Researchers reported findings from the stratified subgroup analysis of the randomized, open-label, noninferiority Randomized Comparison of Efficacy and Safety of Lipid-lowering with Statin Monotherapy Vs Statin/ezetimibe Combination for High-risk Cardiovascular Disease (RACING) trial, which was conducted at 26 centers in South Korea.
Participants were randomly assigned in a 1:1 ratio to receive ezetimibe combination therapy (rosuvastatin 10-mg with ezetimibe 10-mg) or high-intensity statin monotherapy (rosuvastatin 20-mg). Follow-up visits were conducted at 2 and 6 months and at 1, 2, and 3 years.
The primary outcome was a composite of cardiovascular death, major cardiovascular events, or nonfatal stroke at 3 years.
A total of 3780 patients were enrolled from February 2017 to December 2018, and 37.0% of patients had DM at baseline. In the DM group, 701 patients (mean age, 64±9 years; 77.7% men) received combination therapy and 697 patients (mean age, 65±9 years; 73.9% men) received monotherapy. Among the 2382 nonDM patients, 1193 (mean age, 63±10 years; 73.3% men) received combination therapy and 1189 (mean age, 63±10 years; 74.9% men) received monotherapy.
In the patients with DM, the rate of the primary outcome was 10.0% in the combination therapy group and 11.3% in the monotherapy group (hazard ratio [HR], 0.89; 95% CI, 0.64-1.22; P =.460). The combination therapy group had a lower rate of discontinuation or dose reduction of study drug owing to intolerance vs the high-intensity statin monotherapy group (5.2 vs 8.7%; P =.014).
In patients without DM, the primary outcome rate was 8.9% in the combination therapy group and 9.4% in the monotherapy group (HR, 0.94; 95% CI, 0.72-1.23; P =.674). The rate of discontinuation or dose reduction owing to intolerance was lower in the combination therapy group compared with the monotherapy group (4.5 vs 7.9%; P =.001).
In participants with DM, the median low-density lipoprotein cholesterol (LDL-C) level was 53 mg/dL throughout in the combination therapy group vs 61 mg/dL in the monotherapy group (P <.001). The proportion of participants who had LDL-C levels of less than 70 mg/dL was consistently higher in the combination therapy group at 1 (81.0% vs 64.1%), 2 (83.1% vs 70.2%), and 3 years (79.9% vs 66.8%; all P <.001).
In a post hoc analysis, the proportion of patients with LDL-C levels of less than 55 mg/dL was consistently increased in the combination therapy group compared with the monotherapy group, regardless of DM status.
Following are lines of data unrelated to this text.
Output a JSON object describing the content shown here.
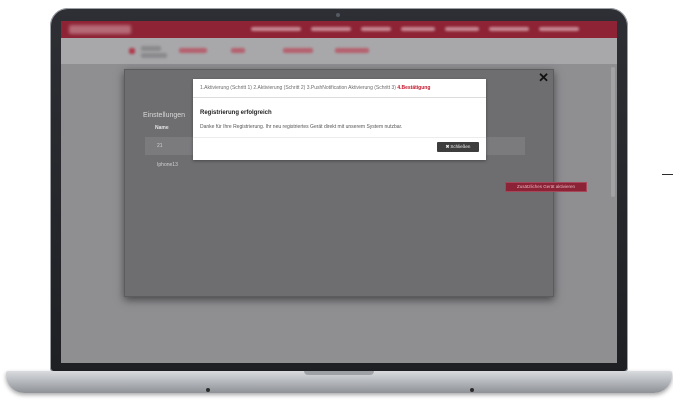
{
  "wizard": {
    "steps": [
      {
        "label": "1.Aktivierung (Schritt 1)"
      },
      {
        "label": "2.Aktivierung (Schritt 2)"
      },
      {
        "label": "3.PushNotification Aktivierung (Schritt 3)"
      },
      {
        "label": "4.Bestätigung",
        "active": true
      }
    ],
    "title": "Registrierung erfolgreich",
    "message": "Danke für Ihre Registrierung. Ihr neu registriertes Gerät direkt mit unserem System nutzbar.",
    "close_label": "Schließen"
  },
  "background_dialog": {
    "heading": "Einstellungen",
    "table_header": "Name",
    "rows": [
      {
        "name": "21"
      },
      {
        "name": "Iphone13"
      }
    ],
    "add_button_label": "Zusätzliches Gerät aktivieren",
    "close_glyph": "✕"
  },
  "colors": {
    "brand": "#8d2335",
    "active_step": "#c4172c",
    "close_button": "#3d3d3d"
  }
}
In addition, the rate of new-onset DM was not different between the 2 groups in patients without DM (safety population, 17.1% vs 16.7%; P =.833).
In subgroup analyses with patients with DM, the effect of ezetimibe combination therapy vs high-intensity statin monotherapy was consistent for the primary outcome across subgroups, including in patients with baseline LDL cholesterol levels of less than 100 mg/dL.
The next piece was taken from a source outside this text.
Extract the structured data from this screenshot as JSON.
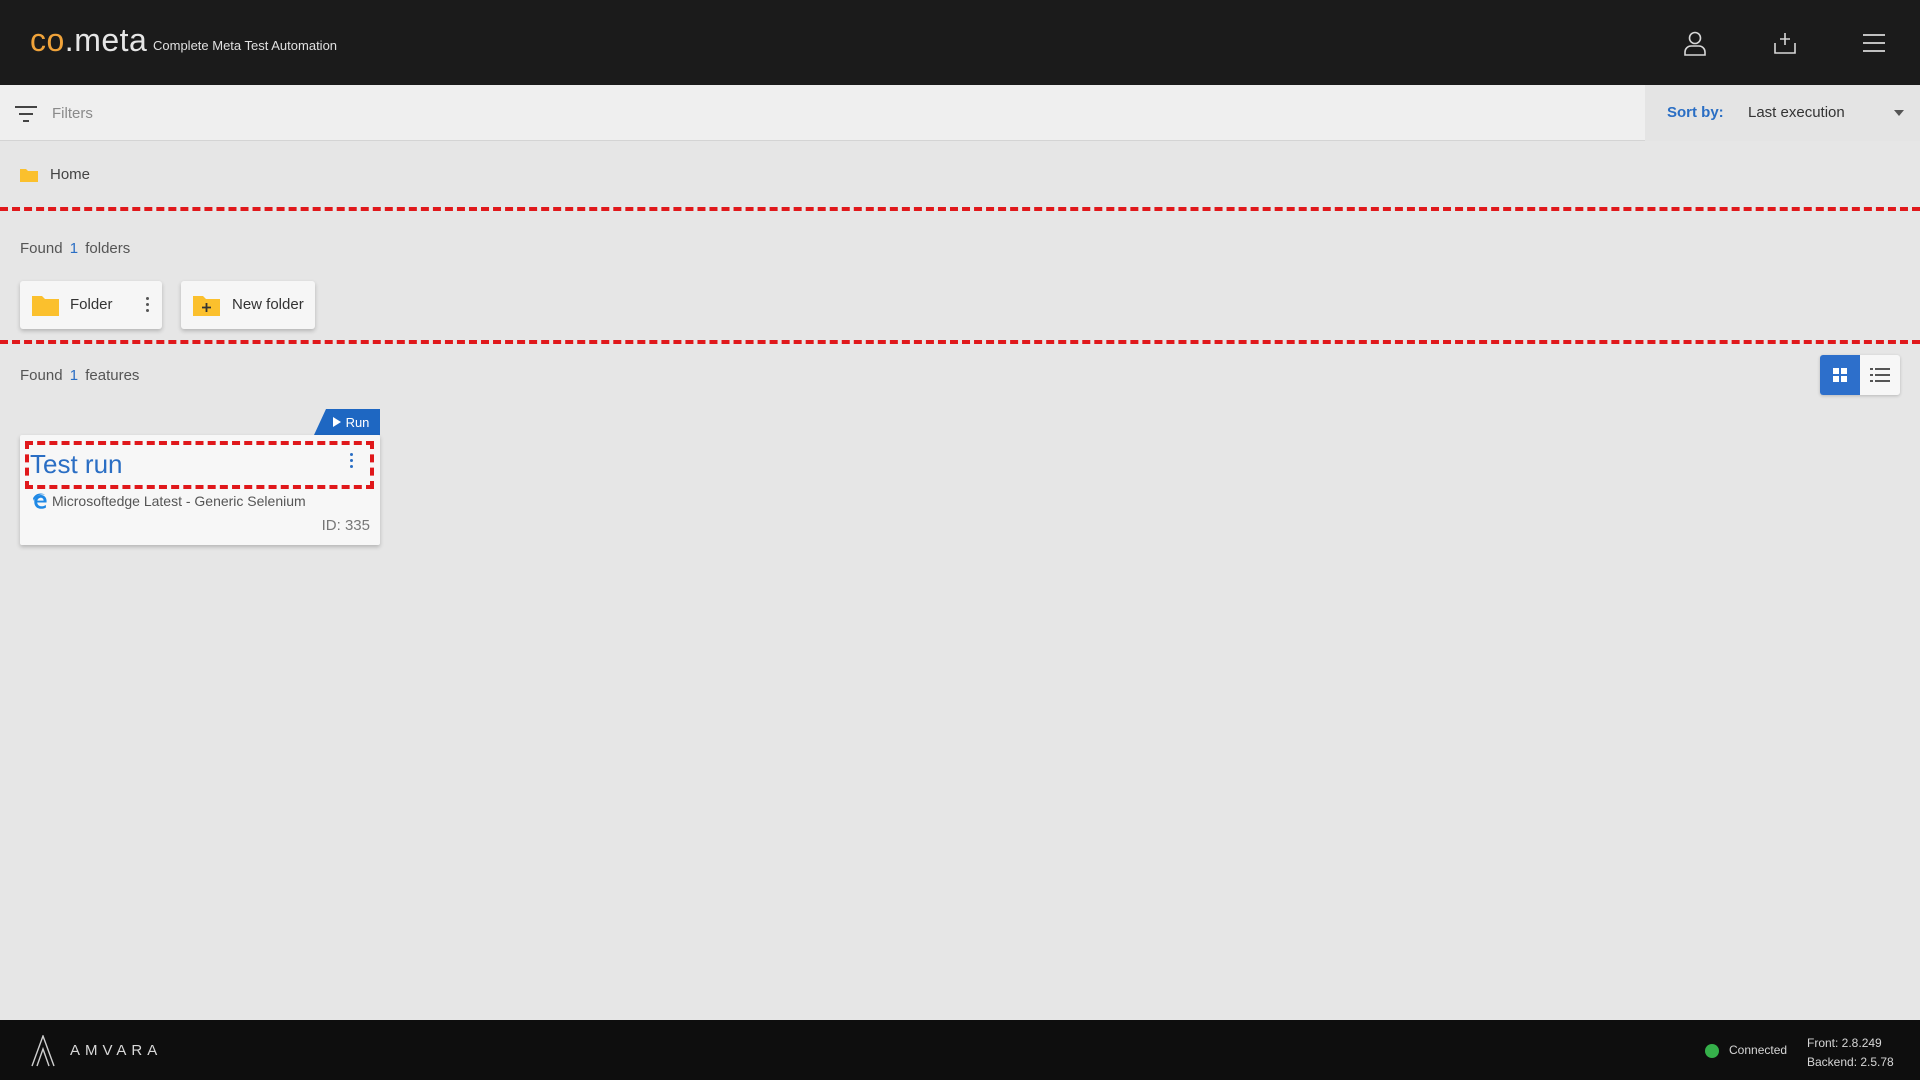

Study limitations include the open-label design and small number of events, and the number of patients in the DM subgroup may have limited statistical power for the effect of ezetimibe combination therapy. In addition, participants may have had a lower risk vs those in general clinical practice.
“These findings directly support the use of moderate-intensity statin with ezetimibe combination therapy as a suitable alternative to high-intensity monotherapy if high-intensity statins cannot be tolerated or further reduction in LDL cholesterol levels is required, as recommended by the current guidelines for managing dyslipidemia among patients with DM and ASCVD,” wrote the investigators.
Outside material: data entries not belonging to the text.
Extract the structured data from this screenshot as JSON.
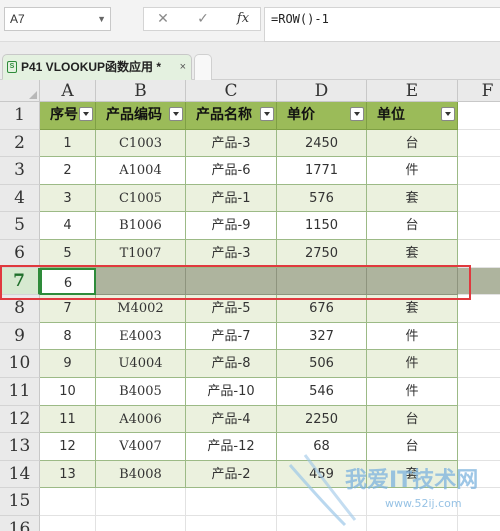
{
  "name_box": "A7",
  "formula": "=ROW()-1",
  "formula_icons": [
    "close-icon",
    "check-icon",
    "fx-icon"
  ],
  "tab": {
    "icon": "S",
    "label": "P41 VLOOKUP函数应用 *",
    "close": "×"
  },
  "columns": [
    "A",
    "B",
    "C",
    "D",
    "E"
  ],
  "partial_column": "F",
  "row_numbers": [
    "1",
    "2",
    "3",
    "4",
    "5",
    "6",
    "7",
    "8",
    "9",
    "10",
    "11",
    "12",
    "13",
    "14",
    "15",
    "16"
  ],
  "headers": [
    "序号",
    "产品编码",
    "产品名称",
    "单价",
    "单位"
  ],
  "rows": [
    [
      "1",
      "C1003",
      "产品-3",
      "2450",
      "台"
    ],
    [
      "2",
      "A1004",
      "产品-6",
      "1771",
      "件"
    ],
    [
      "3",
      "C1005",
      "产品-1",
      "576",
      "套"
    ],
    [
      "4",
      "B1006",
      "产品-9",
      "1150",
      "台"
    ],
    [
      "5",
      "T1007",
      "产品-3",
      "2750",
      "套"
    ],
    [
      "6",
      "",
      "",
      "",
      ""
    ],
    [
      "7",
      "M4002",
      "产品-5",
      "676",
      "套"
    ],
    [
      "8",
      "E4003",
      "产品-7",
      "327",
      "件"
    ],
    [
      "9",
      "U4004",
      "产品-8",
      "506",
      "件"
    ],
    [
      "10",
      "B4005",
      "产品-10",
      "546",
      "件"
    ],
    [
      "11",
      "A4006",
      "产品-4",
      "2250",
      "台"
    ],
    [
      "12",
      "V4007",
      "产品-12",
      "68",
      "台"
    ],
    [
      "13",
      "B4008",
      "产品-2",
      "459",
      "套"
    ]
  ],
  "selected_row": "7",
  "watermark": {
    "text": "我爱IT技术网",
    "url": "www.52ij.com"
  },
  "colors": {
    "header_fill": "#9bbb59",
    "band_fill": "#ebf1de",
    "selection": "#aeb49e",
    "highlight": "#e0393e"
  }
}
Disclosure: This research was funded by grants from Hanmi Pharmaceutical (Seoul, Korea). Some of the study authors declared affiliations with biotech, pharmaceutical, and/or device companies. Please see the original reference for a full list of authors’ disclosures.
Lee Y-J, Young Cho J, You SC, et al. Moderate-intensity statin with ezetimibe vs. high-intensity statin in patients with diabetes and atherosclerotic cardiovascular disease in the RACING trial. Eur Heart J. Published online December 19, 2022. doi: 10.1093/eurheartj/ehac709